Two industry sources with knowledge of the matter said both Fast Retailing’s Uniqlo and Gap Inc were in talks to expand purchases from India. The companies, who source from India mainly from the country’s biggest garments exporter Shahi Exports, did not immediately respond to requests for comment.
Shahi Exports Managing Director Harish Ahuja declined to discuss individual buyers but said demand was high from its existing customers.
India’s April-December T&A exports soared 52% to $30.5 billion from the year-ago period, and the government has set a full fiscal-year target of $44 billion, which would be a record.
While global textile exports recorded a compounded annual growth rate of 2% between 2015 and 2019, India’s shrank 0.8%, according to an industry report. Both Bangladesh and Vietnam grew at 10% or more.
One factor behind the surge in sales for Indian companies to the United States and Europe in the past few quarters has been alleged rights abuses in China’s main cotton growing province of Xinjiang, where the minority Muslim Uyghur community lives.
U.S. President Joe Biden in late December signed into law legislation that bans imports from Xinjiang. China has rejected accusations of forced labour or any other abuses in Xinjiang.

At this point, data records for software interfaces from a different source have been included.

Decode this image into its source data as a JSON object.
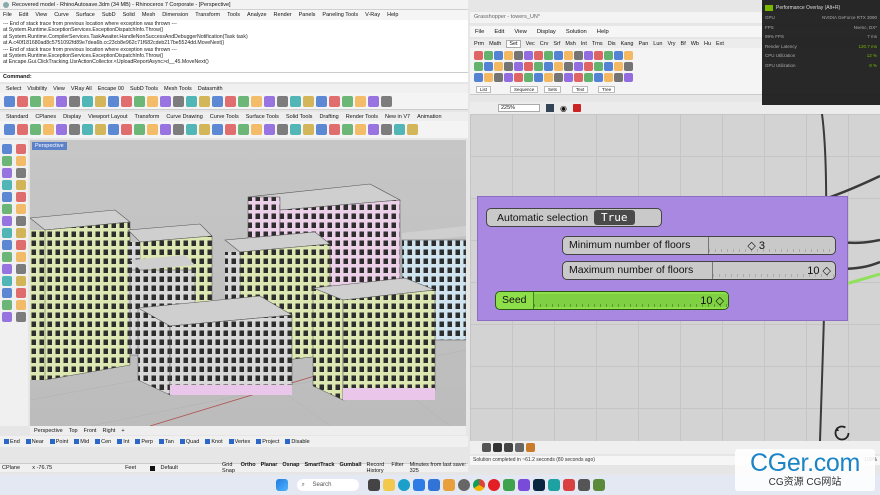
{
  "rhino": {
    "title": "Recovered model - RhinoAutosave.3dm (34 MB) - Rhinoceros 7 Corporate - [Perspective]",
    "menu": [
      "File",
      "Edit",
      "View",
      "Curve",
      "Surface",
      "SubD",
      "Solid",
      "Mesh",
      "Dimension",
      "Transform",
      "Tools",
      "Analyze",
      "Render",
      "Panels",
      "Paneling Tools",
      "V-Ray",
      "Help"
    ],
    "command_history": [
      "--- End of stack trace from previous location where exception was thrown ---",
      "at System.Runtime.ExceptionServices.ExceptionDispatchInfo.Throw()",
      "at System.Runtime.CompilerServices.TaskAwaiter.HandleNonSuccessAndDebuggerNotification(Task task)",
      "at A.c40f181680ad8c5751092fd89e7dea6b.cc23cb8e962c71f682cdeb217be5524dd.MoveNext()",
      "--- End of stack trace from previous location where exception was thrown ---",
      "at System.Runtime.ExceptionServices.ExceptionDispatchInfo.Throw()",
      "at Encape.Gui.ClickTracking.UsrActionCollector.<UploadReportAsync>d__45.MoveNext()"
    ],
    "command_label": "Command:",
    "toolbar_tabs_1": [
      "Select",
      "Visibility",
      "View",
      "VRay All",
      "Encape 00",
      "SubD Tools",
      "Mesh Tools",
      "Datasmith"
    ],
    "toolbar_tabs_2": [
      "Standard",
      "CPlanes",
      "Display",
      "Viewport Layout",
      "Transform",
      "Curve Drawing",
      "Curve Tools",
      "Surface Tools",
      "Solid Tools",
      "Drafting",
      "Render Tools",
      "New in V7",
      "Animation"
    ],
    "viewport_label": "Perspective",
    "view_tabs": [
      "Perspective",
      "Top",
      "Front",
      "Right",
      "+"
    ],
    "osnaps": [
      "End",
      "Near",
      "Point",
      "Mid",
      "Cen",
      "Int",
      "Perp",
      "Tan",
      "Quad",
      "Knot",
      "Vertex",
      "Project",
      "Disable"
    ],
    "status": {
      "cplane": "CPlane",
      "x": "x -76.75",
      "units": "Feet",
      "layer": "Default",
      "toggles": [
        "Grid Snap",
        "Ortho",
        "Planar",
        "Osnap",
        "SmartTrack",
        "Gumball",
        "Record History",
        "Filter"
      ],
      "save_msg": "Minutes from last save: 325"
    }
  },
  "grasshopper": {
    "title": "Grasshopper - towers_UN*",
    "menu": [
      "File",
      "Edit",
      "View",
      "Display",
      "Solution",
      "Help"
    ],
    "tabs": [
      "Prm",
      "Math",
      "Set",
      "Vec",
      "Crv",
      "Srf",
      "Msh",
      "Int",
      "Trns",
      "Dis",
      "Kang",
      "Pan",
      "Lun",
      "Vry",
      "Bf",
      "Wb",
      "Hu",
      "Ext"
    ],
    "active_tab": "Set",
    "ribbon_groups": [
      "List",
      "Sequence",
      "Sets",
      "Text",
      "Tree"
    ],
    "zoom": "225%",
    "nodes": {
      "auto_label": "Automatic selection",
      "auto_value": "True",
      "min_label": "Minimum number of floors",
      "min_value": "3",
      "max_label": "Maximum number of floors",
      "max_value": "10",
      "seed_label": "Seed",
      "seed_value": "10"
    },
    "status": "Solution completed in ~61.2 seconds (80 seconds ago)",
    "status_pct": "100%"
  },
  "perf_overlay": {
    "title": "Performance Overlay (Alt+R)",
    "rows": [
      {
        "k": "GPU",
        "v": "NVIDIA GeForce RTX 3090"
      },
      {
        "k": "FPS",
        "v": "Nvenc, DX*"
      },
      {
        "k": "99% FPS",
        "v": "7 ms"
      },
      {
        "k": "Render Latency",
        "v": "120.7 ms"
      },
      {
        "k": "CPU Utilization",
        "v": "12 %"
      },
      {
        "k": "GPU Utilization",
        "v": "8 %"
      }
    ]
  },
  "taskbar": {
    "search_placeholder": "Search"
  },
  "watermark": {
    "main": "CGer.com",
    "sub": "CG资源 CG网站"
  },
  "colors": {
    "group": "#a988e2",
    "wire_green": "#8fe05a",
    "seed": "#8ee04a",
    "viewport_bg": "#c2c2c2"
  }
}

The China Cotton Association referred Reuters to a December statement that warned of “severe impact” on its cotton textile industry because of the U.S. move.
Raymond, an Indian exporter of men’s suits, jackets and denim, said the China factor helped it recently sign up new clients that it had long pursued.
“At current capacity, we may not be able to pick up as much as the orders coming our way, as much as buyers want to ship away from China,” said Narendra Goenka, chairman of the Apparel Export Promotion Council of India and a founder of family owned Texport.
Goenka said his company was spending some $25 million to raise its capacity by more than a quarter over the next two years, with the addition of 8,000 jobs on top of its current workforce of more than 10,000.
For 19-year-old Lopamudra Patel, from the eastern state of Odisha, whose family struggled to survive on her father’s income as a part-time driver, the industry has come as a saviour. She joined Texport a few weeks ago for a monthly wage of $100.
“It was very difficult at home,” she said, standing next to whirring sewing machines in the training room. “I will now be able to send some money home.”
(Reporting by Krishna N. Das in Hindupur; Additional reporting by Dominique Patton in Beijing, Rocky Swift in Tokyo and Ruma Paul in Dhaka; Editing by Alex Richardson)